  2. H.R. 305: Amend the Ethics in Government Act of 1978 to require the disclosure of some tax returns by presidential candidates.  Requires sitting presidents to disclose three prior years of federal tax returns.
  3. H.Res. 186: Direct the Secretary of the Treasury to provide President Trump’s tax returns and other financial info to Congress post haste.

In the senate:

  1. S.65: Requires the President, Vice President, their spouses, and any minor children to divest of any potential financial conflicts of interest by transferring assets to a qualified blind trust.
  2. S.Con.Res. 8: Calls on the PotUS to “follow the precedent established by prior Presidents and convert his assets to conflict-free holdings, adopt blind trusts,” etc. and not take actions that favor the Trump Organization. Also declares that, lacking an “express affirmative authorization by Congress,” the PotUS’s financial dealings with foreign governments or their agents are indeed violations of the Emoluments Clause.

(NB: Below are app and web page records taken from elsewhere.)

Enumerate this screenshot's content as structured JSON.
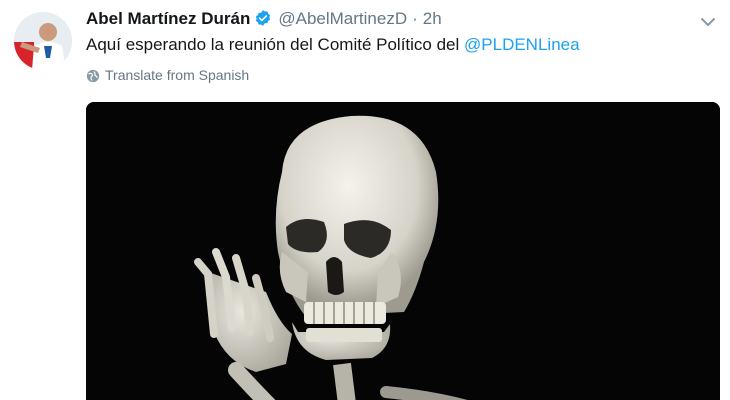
{
  "tweet": {
    "author_name": "Abel Martínez Durán",
    "handle": "@AbelMartinezD",
    "separator": "·",
    "time": "2h",
    "text": "Aquí esperando la reunión del Comité Político del ",
    "mention": "@PLDENLinea",
    "translate_label": "Translate from Spanish"
  },
  "icons": {
    "verified": "verified-badge-icon",
    "caret": "chevron-down-icon",
    "globe": "globe-icon"
  },
  "colors": {
    "link": "#1da1f2",
    "muted": "#657786",
    "text": "#14171a",
    "media_background": "#050505"
  }
}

My personal view is that, regardless of where you are on the political spectrum, you should support these bills—they’re just common sense in the modern age, where anyone with even the simplest 401k, tiniest nest-egg socked away in an IRA, or humblest mortgage has a vested interest in myriad domestic and foreign policy issues.

But even if you think all of these bills are total BS, call your usa-american-flag-waving-animated-gif-26reps.  Please call your reps and tell them that.  We should all be invested not in a system that has this or that policy outcome, but in a system where the vast majority of citizens actively participate to guide us toward whatever outcome may be.  I totally accept that I’ll often be on the losing end, policy-wise, because my beliefs and experience just don’t match up with the majority—but I’ll be damned if I’m gonna gently and quietly acquiesce to a country molded around the manic delusions of a vocal, belligerent, ideologically extreme minority of the electorate.

Don’t know what to call your reps about today? May I suggest “White House conflicts of interest”?

Here are a few examples moral hazards unique to the Executive Branch ALL DRAWN FROM JUST THE PAST 24 HOURS OF NEWS:

Giving your reps a call (click the link and scroll to “Power User Mode”) is quick, fun, and easy! Don’t miss this opportunity to prevent a violent uprising by Winter 2017!🇺🇸📞💻☝️